Many Americans have asked me this question. The ‘tipping culture’ in the USA is widespread and well-understood but few people from the US understand the British way of showing your appreciation – especially in pubs.
It’s likely that just about every foreign visitor will go at least once to a pub – and it’s a very wise choice. The food is most pubs is cheap and good, traditional pubs exude history and they let visitors see a true slice of English life.
One of the first things to remember about English ‘pubiquette’ is that unlike most American places, you’ll need to go to the bar to order and collect your drinks. Several times I’ve seen people simply sit at their table waiting for the server to arrive – this is unlikely to happen in the UK.
Order your drinks at the bar and the bartender will get them for you so that you can carry them back to your table. Remember too that if you’re ordering draught beer, you’ll have to specify whether you want a pint or a half. In most cases you’ll be required to pay for the drinks when you’re at the bar collecting them, you won’t have a tab.
The bartender will not expect a tip. However if you feel that he or she is giving you great service then the correct way to reward him or her is, when you’re ordering your drinks, say ‘and have one for yourself’.
The bartender will then charge you for the drink of their choice, usually an inexpensive one. They may take the drink straightaway, save it for later or take the cash as a tip – depending on the landlord’s ruling.
Most pubs in Britain serve food. This can vary from a simple selection of sandwiches to a full gourmet experience. In between, you’ll find ‘pub grub’ which is usually hearty, filling and tasty but this too can vary depending on the establishment. Some will be gourmet – at other pubs you’ll find more basic meals.
As with the drinks, whether to leave a tip depends on the level of service you receive. Some pubs have a dedicated dining room that it to all intents and purposes, a restaurant. Some of these are famed as destination dining. In these instances then yes, you should leave a tip for your server. Between ten and fifteen percent is expected, depending on the level of service.
With other standards of pub food, you be the judge. If you order basic meals and the service is equally basic, then there’s no need to leave a tip.

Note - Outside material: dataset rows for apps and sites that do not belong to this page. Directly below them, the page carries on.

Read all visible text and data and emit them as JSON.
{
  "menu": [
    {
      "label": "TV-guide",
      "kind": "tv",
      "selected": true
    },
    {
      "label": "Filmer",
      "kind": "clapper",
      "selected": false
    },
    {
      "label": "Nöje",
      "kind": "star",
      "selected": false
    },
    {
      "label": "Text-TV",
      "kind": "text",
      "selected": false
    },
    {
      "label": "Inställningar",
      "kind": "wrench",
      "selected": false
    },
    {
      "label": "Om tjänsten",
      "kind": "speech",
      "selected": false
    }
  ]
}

In larger cities, do check whether a service charge has been added to your eventual bill. Some places will add this, usually 12.5% or thereabouts, and if so, you are not required to leave a tip – although I would leave one specifically for the server if he or she had provided admirable service.
In country pubs, or smaller places, an unobtrusive way to leave a gratuity is to round up the eventual bill. For example, if the total comes up to £26.75 simply pay with a twenty pound note and a ten pound note and say ‘keep the change’.
However, whatever you choose to do, be thankful that you are not in Japan or several other Asian countries. There, your tip can be seen as an insult – that’s definitely not the case in the UK 🙂